John Garner

Polydioxanone used for cellular alignment study to understand Muscle tissue regeneration

Blog Post created by John Garner on Aug 22, 2016

PolySciTech division of Akina, Inc. ( provides a wide array of biodegradable polymers. Recently, poly(dioxanone) (PDO) was added to this list with pilot product PolyVivo AP186. This polymer has been used in research to elucidate the effect of alignment in cell signaling. This research is crucial to creating functional muscle regeneration scaffolds. Read more: McClure, Michael J., Nicholas M. Clark, Sharon L. Hyzy, Charles E. Chalfant, Rene Olivares-Navarrete, Barbara D. Boyan, and Zvi Schwartz. "Role of integrin α7β1 signaling in myoblast differentiation on aligned polydioxanone scaffolds." Acta biomaterialia (2016).


“Abstract: The aligned structural environment in skeletal muscle is believed to be a crucial component in functional muscle regeneration.
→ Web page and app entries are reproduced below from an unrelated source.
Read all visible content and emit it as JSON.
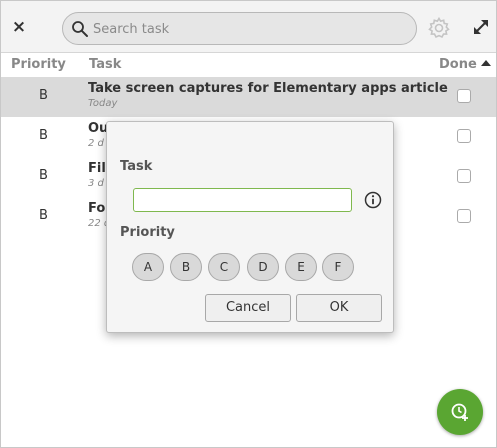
{
  "header": {
    "close_glyph": "×",
    "search_placeholder": "Search task",
    "settings_icon": "gear-icon",
    "fullscreen_icon": "fullscreen-icon"
  },
  "columns": {
    "priority": "Priority",
    "task": "Task",
    "done": "Done"
  },
  "rows": [
    {
      "priority": "B",
      "title": "Take screen captures for Elementary apps article",
      "subtitle": "Today",
      "done": false,
      "selected": true
    },
    {
      "priority": "B",
      "title": "Ou",
      "subtitle": "2 d",
      "done": false,
      "selected": false
    },
    {
      "priority": "B",
      "title": "Fill",
      "subtitle": "3 d",
      "done": false,
      "selected": false
    },
    {
      "priority": "B",
      "title": "Fol",
      "subtitle": "22 d",
      "done": false,
      "selected": false
    }
  ],
  "dialog": {
    "task_label": "Task",
    "task_value": "",
    "priority_label": "Priority",
    "priorities": [
      "A",
      "B",
      "C",
      "D",
      "E",
      "F"
    ],
    "cancel_label": "Cancel",
    "ok_label": "OK"
  },
  "colors": {
    "accent_green": "#5aa632",
    "input_focus": "#7fb84e",
    "selected_row": "#dadada"
  }
}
Myotube formation is increased on aligned biomaterials, but we do not fully understand the mechanisms that direct this enhanced fusion. Previous studies indicate that the α7 integrin subunit is upregulated during myoblast differentiation, suggesting that signaling via α7β1 mediates the effect of alignment. To test this hypothesis, we took advantage of an in vitro model using random and aligned polydioxanone (PDO) matrices and C2C12 myoblasts. We measured expression and production of myoblast markers: paired box-7 (Pax7), myogenic differentiation factor-1 (MyoD), myogenin (MyoG), myogenic factor-6 (Myf6), and myosin heavy chain (MyHC). To examine the role of α7β1 signaling, we measured expression and production of α7, α5, and β1 and myoblast markers in wild type cells and in cells silenced for α7 and assessed effects of silencing on myogenic differentiation. Downstream signaling via ERK1/2 mitogen activated protein kinase (MAPK) was examined using a specific MEK1/2 inhibitor. Alignment increased mRNAs and protein for early (MyoD) and late (MyoG, MyHC) myoblast markers in comparison to non-aligned matrices, and these levels corresponded with increased α7 protein. α7-silencing reduced MyoG and MyHC protein in cells cultured on tissue culture polystyrene and aligned PDO matrices compared to wild type cells. Inhibition of ERK1/2 blocked effects of alignment. These data suggest that alignment regulates myogenic differentiation via α7β1 integrin signaling and ERK1/2 mediated gene expression. Statement of Significance: Muscle regeneration in severe muscle injuries is complex, requiring a sequence of events to promote healing and not fibrosis. Aligned biomaterials that recapitulate muscle environments hold potential to facilitate regeneration, but it is important to understand cell-substrate signaling to form functional muscle. A critical component of muscle signaling is integrin α7β1, where mice lacking α7 exhibit a dystrophic phenotype and impaired regeneration. Here, we report the role of α7β1 signaling in myoblast differentiation on aligned biomaterials. α7-silenced myoblasts were found to regulate myogenic differentiation and demonstrate defective fusion. Our data shows reduced levels of myogenin and myosin heavy chain protein, while MyoD remains unchanged. These results support the hypothesis that α7β1 signaling plays a role in substrate-dependent tissue engineering strategies. Keywords: Muscle; Polydioxanone fiber alignment; Surface topography; Biomimetic material; Myoblast differentiation”